The lottery is one of the most popular forms of gambling in America, and many states promote it as a way to raise money for things like schools. But is that a fair trade-off? And just how much of that prize money ends up in the hands of winners? To find out, we’ll take a closer look at the people who play the lottery—and how they’re spending their money.

The word “lottery” derives from the ancient practice of drawing lots to determine some sort of reward or punishment. It’s not clear whether the biblical Moses took a census of Israel and distributed land by lot, but it is possible that the Roman emperors did something similar with property and slaves. In the Middle Ages, cities held public lotteries to raise funds for building town fortifications and to help the poor.

Modern state-sponsored lotteries typically offer multiple games and have a centralized organization that runs them. Lottery divisions may be responsible for selecting retailers, training their employees to sell and redeem tickets, printing and distributing lottery-related material, paying top prizes, and ensuring that all retail workers and players comply with the relevant laws and regulations. The divisions are often staffed with people who work for the state government, but they can also be run by private corporations or nonprofits.

Despite being a form of gambling, the state-sponsored lottery is not taxed in the same way as ordinary goods or services are. State governments claim that the profits from ticket sales support education and other public goods, but this money doesn’t flow through the broader tax system. As a result, consumers aren’t aware that they are paying an implicit tax on the lottery tickets they buy.

Many state lotteries have a high percentage of prizes that are paid out in cash, which means that the share of ticket sales that goes to state coffers is smaller. This can be a deterrent to some players, who might prefer to gamble on a game that offers a better chance of winning more substantial prizes.
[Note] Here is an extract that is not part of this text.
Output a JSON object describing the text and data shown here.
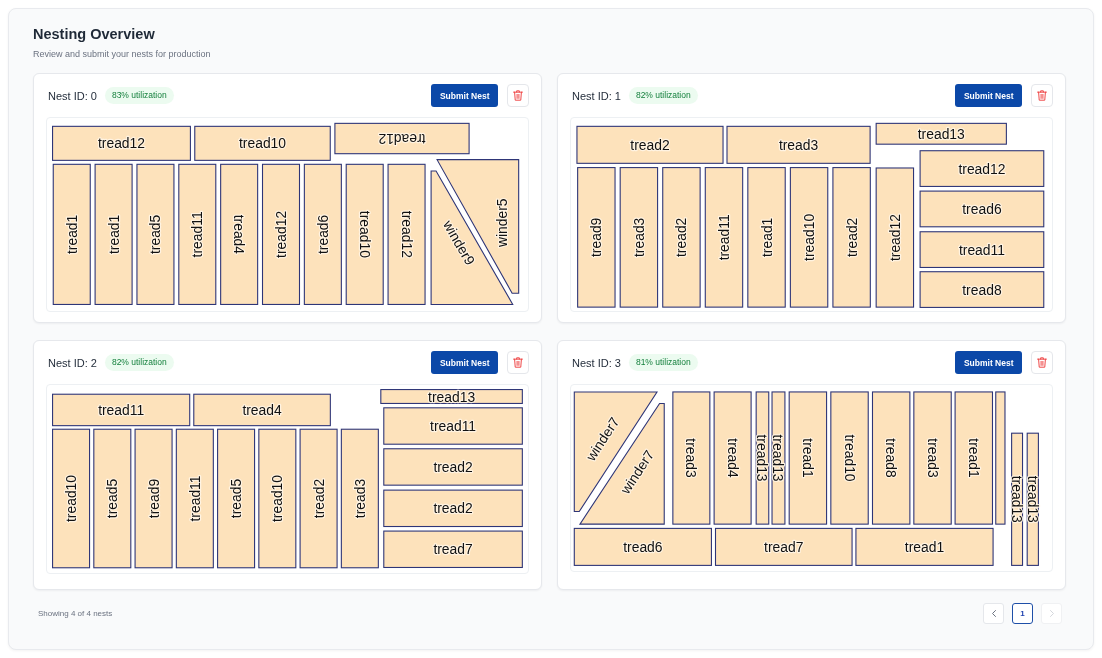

There’s no doubt that a large number of Americans play the lottery. However, the fact that many of these players are disproportionately lower-income, less educated, and nonwhite skews the results of national statistics on lottery participation. And it should also be noted that there is a very real possibility that the popularity of these types of lottery games can actually lead to more gambling problems in the future. If we keep feeding this addiction to instant riches, it will only get worse. As it is, the number of lottery players is rising steadily, and if current trends continue, there may come a time when we won’t be able to afford to keep running these games. That would be a sad irony. In the meantime, we can only hope that people will learn to play responsibly and limit their purchases accordingly. It might not be easy, but it’s certainly possible.